More than anything, I wanted to lift the weight of my heritage off my shoulders and just be me, an individual apart from the tone of my skin and the culture I carried with me. My parents taught me that if I worked hard, I could achieve anything I dreamed of, regardless of what my ethnic history might be. After all, they came to this country for new opportunities and potential achievement based purely on effort, merit and determination. Being Chinese seemed to have no bearing on the success they found in their career and life.
However, once I started my own family, I could feel the weight of responsibility on my shoulders again. This time, instead of casting aside my background, my heritage is tying me to the past and the future and burdening me with the responsibility to help my children know and understand where they come from.
Yet, here I am watching my two sons grow farther and farther away from the Chinese culture because I don’t know how to share it with them. My Cantonese rivals a three-year-old’s and I can’t replicate the rich traditions that coloured my childhood home.
Growing up, I didn’t realise my cultural baggage – that Chineseness I so readily left behind – was an integral part of my identity. I can’t separate it like distinct chunks of a braid or isolate it like the individual lines that make up written Chinese characters. Now, as a parent, I struggle with how to celebrate those aspects of my heritage that I’ve long packed away. And I worry about what I am able to pass on to my kids and subsequently what they will be able to pass on to their children.
“Mommy, after winter break, we’re starting a section on China!” My third-grade son squeezes my hand just a little tighter on our walk to school. I can feel him gathering up the courage to continue. And I can feel myself bracing for the question I know he’s going to ask next.
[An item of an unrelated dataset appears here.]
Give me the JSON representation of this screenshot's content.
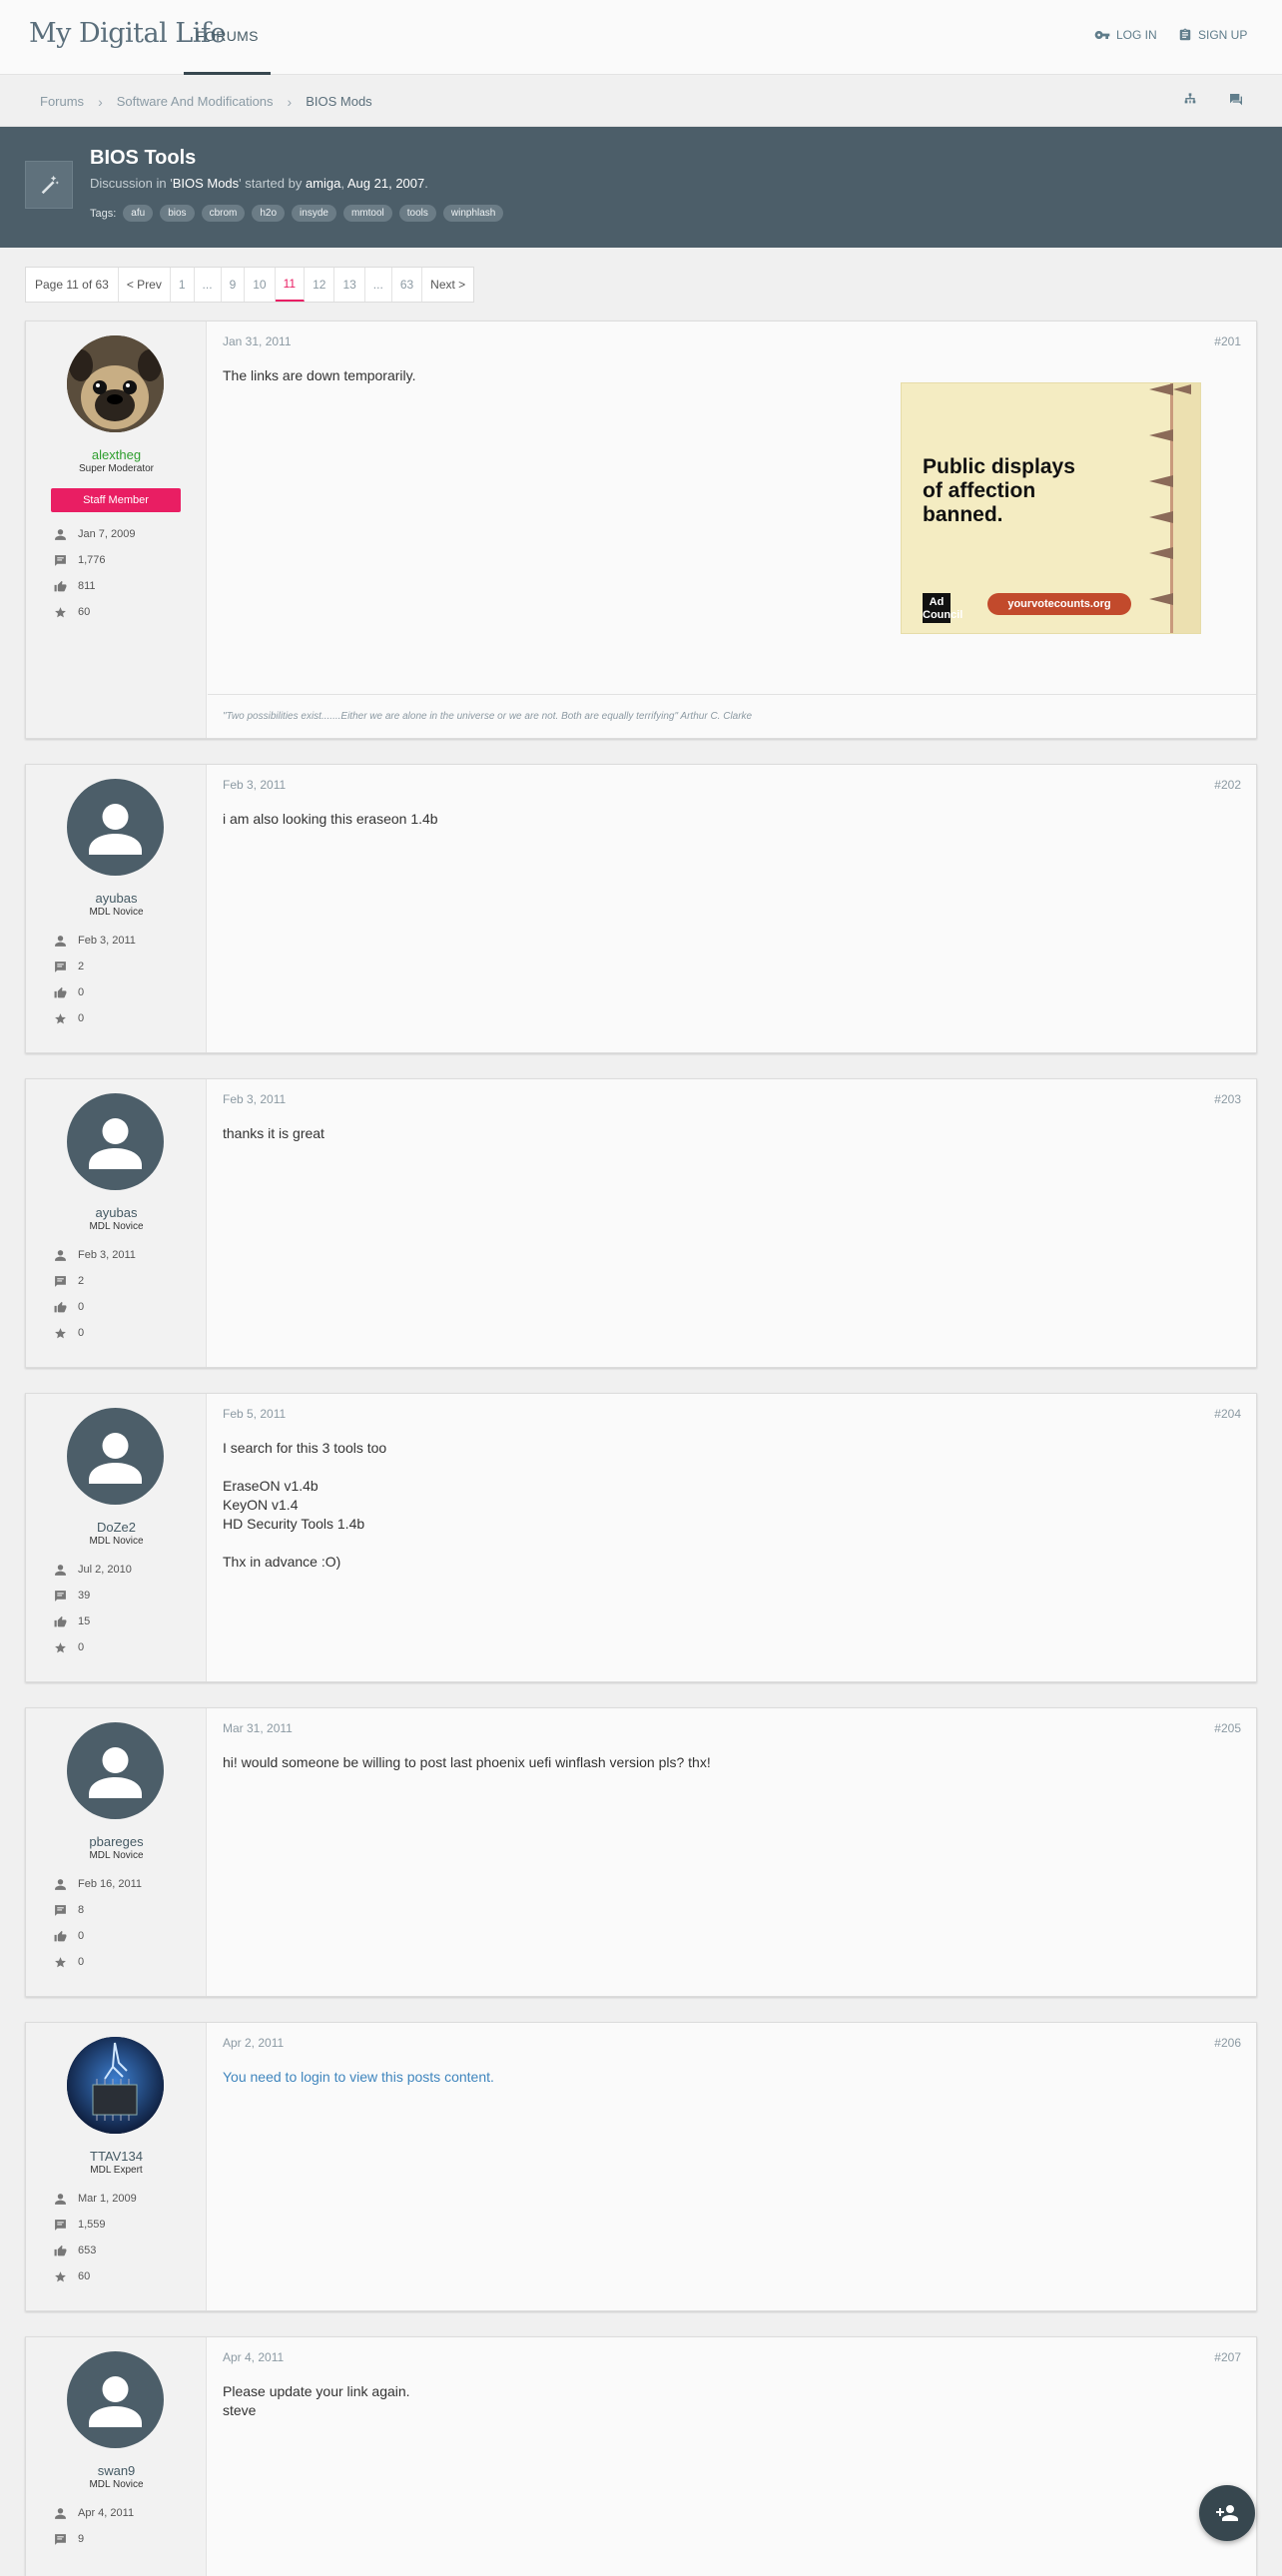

“My teacher has lots of activities and trips planned. Maybe you could come in and do an activity on China? Or come on our Chinatown trip to celebrate Chinese New Year?”
I bristle when I hear his question, still uncomfortable with how I can help him learn about being Chinese. But maybe, as he begins his section on China, I can learn about the country where his grandparents were born, right along with him. And maybe we can teach each other about what makes up who we are.
“I’d love to come and celebrate Chinese New Year with your class,” I say.
The Washington Post